• [Exercise details]: Write out the entries exactly, pictures excluded.

Top of Supplied entries

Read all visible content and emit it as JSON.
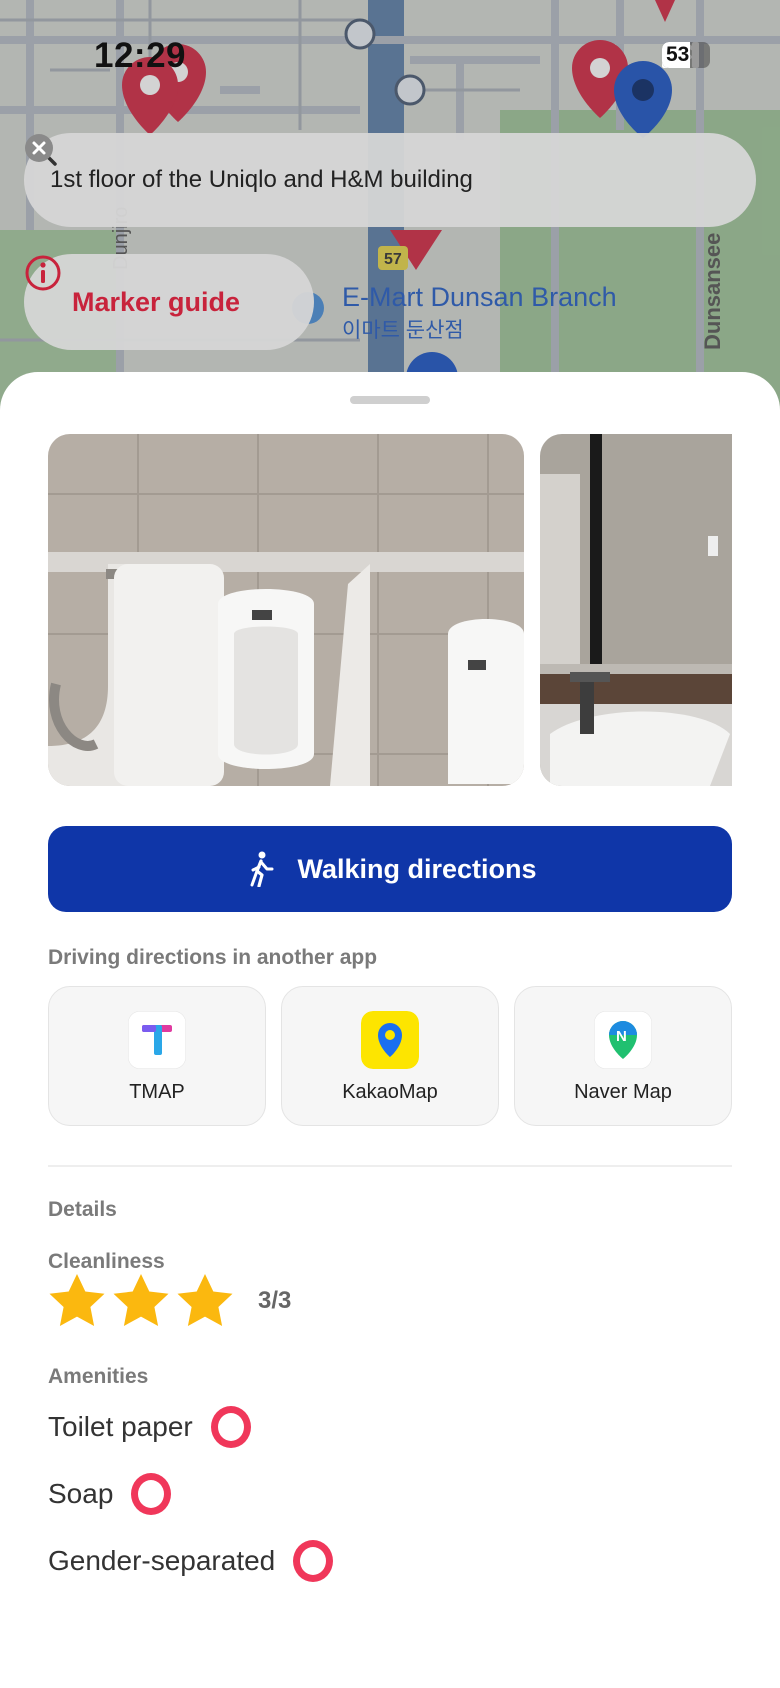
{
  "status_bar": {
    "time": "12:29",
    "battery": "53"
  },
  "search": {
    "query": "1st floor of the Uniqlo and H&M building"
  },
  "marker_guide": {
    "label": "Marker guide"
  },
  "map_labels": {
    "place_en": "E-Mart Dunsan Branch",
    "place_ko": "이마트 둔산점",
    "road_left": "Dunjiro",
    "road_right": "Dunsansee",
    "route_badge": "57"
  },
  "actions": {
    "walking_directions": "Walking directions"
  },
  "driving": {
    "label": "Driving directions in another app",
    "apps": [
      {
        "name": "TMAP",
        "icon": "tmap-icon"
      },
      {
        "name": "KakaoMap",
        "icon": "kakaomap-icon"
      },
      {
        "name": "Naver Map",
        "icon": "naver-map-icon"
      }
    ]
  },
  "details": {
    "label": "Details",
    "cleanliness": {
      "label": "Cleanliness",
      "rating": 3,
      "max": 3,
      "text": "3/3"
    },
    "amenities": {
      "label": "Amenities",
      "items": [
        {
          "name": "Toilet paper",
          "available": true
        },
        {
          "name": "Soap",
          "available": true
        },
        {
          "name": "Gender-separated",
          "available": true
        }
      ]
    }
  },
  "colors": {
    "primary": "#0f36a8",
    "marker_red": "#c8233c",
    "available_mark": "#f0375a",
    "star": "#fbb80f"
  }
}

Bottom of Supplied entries

• [Task answer]:
Read all visible content and emit it as JSON.
{
  "status_bar": {
    "time": "12:29",
    "battery": "53"
  },
  "search": {
    "query": "1st floor of the Uniqlo and H&M building"
  },
  "marker_guide": {
    "label": "Marker guide"
  },
  "map_labels": {
    "place_en": "E-Mart Dunsan Branch",
    "place_ko": "이마트 둔산점",
    "road_left": "Dunjiro",
    "road_right": "Dunsansee",
    "route_badge": "57"
  },
  "actions": {
    "walking_directions": "Walking directions"
  },
  "driving": {
    "label": "Driving directions in another app",
    "apps": [
      {
        "name": "TMAP",
        "icon": "tmap-icon"
      },
      {
        "name": "KakaoMap",
        "icon": "kakaomap-icon"
      },
      {
        "name": "Naver Map",
        "icon": "naver-map-icon"
      }
    ]
  },
  "details": {
    "label": "Details",
    "cleanliness": {
      "label": "Cleanliness",
      "rating": 3,
      "max": 3,
      "text": "3/3"
    },
    "amenities": {
      "label": "Amenities",
      "items": [
        {
          "name": "Toilet paper",
          "available": true
        },
        {
          "name": "Soap",
          "available": true
        },
        {
          "name": "Gender-separated",
          "available": true
        }
      ]
    }
  },
  "colors": {
    "primary": "#0f36a8",
    "marker_red": "#c8233c",
    "available_mark": "#f0375a",
    "star": "#fbb80f"
  }
}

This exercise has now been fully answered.